The convictions of Hong Kong officials Donald Tsang and Rafael Hui with property tycoon Thomas Kwok shows how high the developer-official collusion has climbed.
When Kellyanne Conway, current counsellor to the President of the US, joined the Trump campaign last year she remarked to the candidate Donald Trump “that he should be polling stronger because he was running against a joyless candidate.”
In Hong Kong’s race for Chief Executive, we are confronted with joyless candidates, joyless policies and a joyless election.
A long suffering and forgotten section of the population yearns for solutions, with or without democratic elections. Yet only the underclass in the US manages to overturn the system in the most subversive election ever. But even as a special administrative region, none of the candidates have elaborated about hopeful quality of life or positive business policies.
I’m still looking for a good speech from one of them: engaging, interesting, showing us their heart and what they truly care about. Instead, I’ve seen more passionate interviews for the manager position of a convenience store.
Twenty years running and there is still no solution to a real estate problem that is easily solved if political leadership existed.
The call to “Make America Great” or “America First” doesn’t resonate in this city. Hong Kong is the most expensive housing market in the world for the seventh year in a row. The median home price was 18.1 times the median annual pretax household income last year, according to a recent annual report from Demographia.
No wonder foreign business people say Hong Kong has lost its zing. Like a marathon poker session, Hong Kong’s property game has concluded. A small number of winners hold all the chips while the rest of the population and economy must bear a heavy price.

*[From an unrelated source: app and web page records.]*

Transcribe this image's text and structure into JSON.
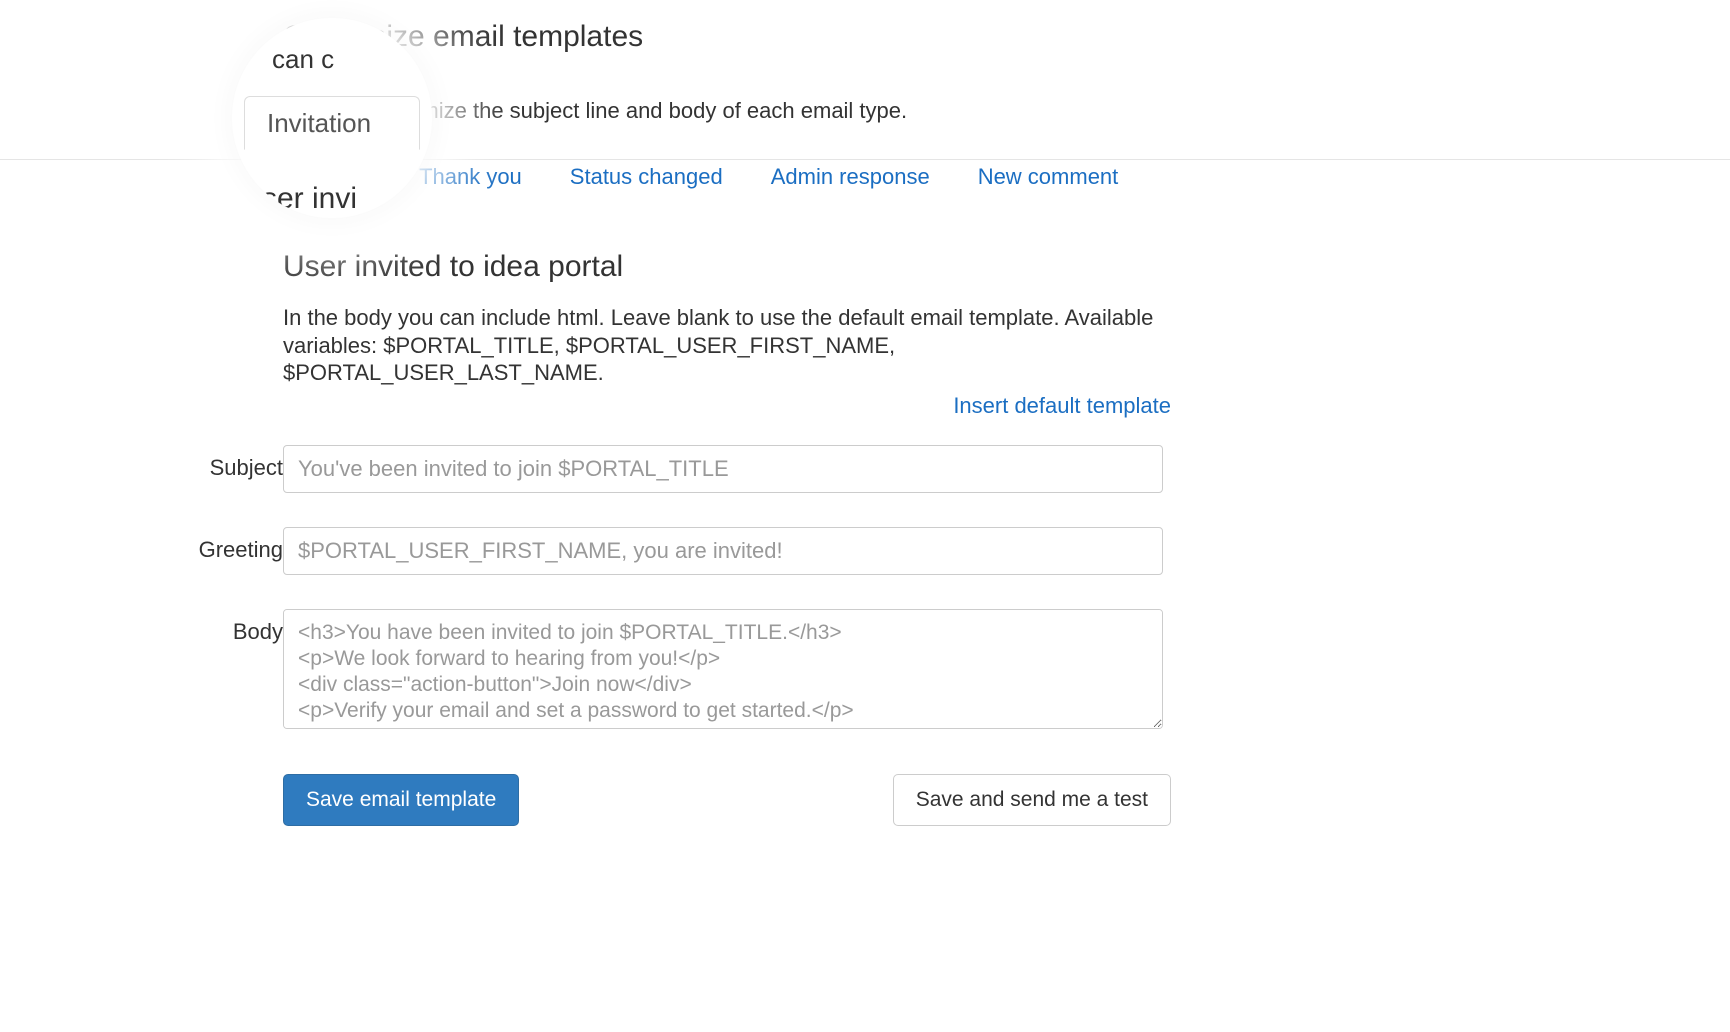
{
  "header": {
    "title": "Customize email templates",
    "description": "You can customize the subject line and body of each email type."
  },
  "tabs": {
    "items": [
      {
        "label": "Invitation",
        "active": true
      },
      {
        "label": "Thank you",
        "active": false
      },
      {
        "label": "Status changed",
        "active": false
      },
      {
        "label": "Admin response",
        "active": false
      },
      {
        "label": "New comment",
        "active": false
      }
    ]
  },
  "magnifier": {
    "active_tab_label": "Invitation",
    "trunc_top": "can c",
    "trunc_bottom": "ser invi"
  },
  "section": {
    "heading": "User invited to idea portal",
    "description": "In the body you can include html. Leave blank to use the default email template. Available variables: $PORTAL_TITLE, $PORTAL_USER_FIRST_NAME, $PORTAL_USER_LAST_NAME.",
    "insert_default_link": "Insert default template"
  },
  "form": {
    "subject": {
      "label": "Subject",
      "placeholder": "You've been invited to join $PORTAL_TITLE",
      "value": ""
    },
    "greeting": {
      "label": "Greeting",
      "placeholder": "$PORTAL_USER_FIRST_NAME, you are invited!",
      "value": ""
    },
    "body": {
      "label": "Body",
      "placeholder": "<h3>You have been invited to join $PORTAL_TITLE.</h3>\n<p>We look forward to hearing from you!</p>\n<div class=\"action-button\">Join now</div>\n<p>Verify your email and set a password to get started.</p>",
      "value": ""
    }
  },
  "buttons": {
    "save": "Save email template",
    "save_test": "Save and send me a test"
  }
}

After all, can Hong Kong properties become even more expensive than 18.1 times household income? No one knows, but you can be sure developers will do anything in their power to sustain high prices. Yields may be low but speculators in Hong Kong flats invest for capital gain rather than income. So the bubble continues to percolate.
Think of Hong Kong as the company RIM, the company behind the near dead Blackberry smartphone. As long as it has over a billion dollars of cash on the balance sheet and no debt, RIM will grimly lurch forward like a tech zombie even though it killed itself with the tech blunder of this generation.
Hong Kong too, appears to have passed its prime a generation ago, lost its way, but is sustained by huge financial reserves.
Just twenty years after 1997 the city is stuck in it a generational crisis of leadership. Collusion with property developers and cartels has become so entrenched in the civil service that serving them is as natural as breathing.
Our generation of post-1997 leadership has produced the convictions of two important government officials: Donald Tsang Yam-kuen and Rafael Hui Si-yan; and Sun Hung Kai Properties’ tycoon Thomas Kwok Ping-kwong.
In total, it demonstrates how high the collusion between developers and government officials has become, and probably how much more there is that’s undiscovered. How do you “drain the swamp” in Hong Kong?
Whether you agree or not, over the last 20 years China and the Chinese people are sure about the direction of the nation’s rise from poverty to become a global power. Hong Kong’s leadership is so unsure of itself and directionless.
But, Hong Kong is not dying. Its vast financial reserves still grow. The stout ability to survive of its citizenry endures.
It’s not knowing whether Hong Kong is dying or living that depresses everyone and the economy.
Peter Guy is a financial writer and former international banker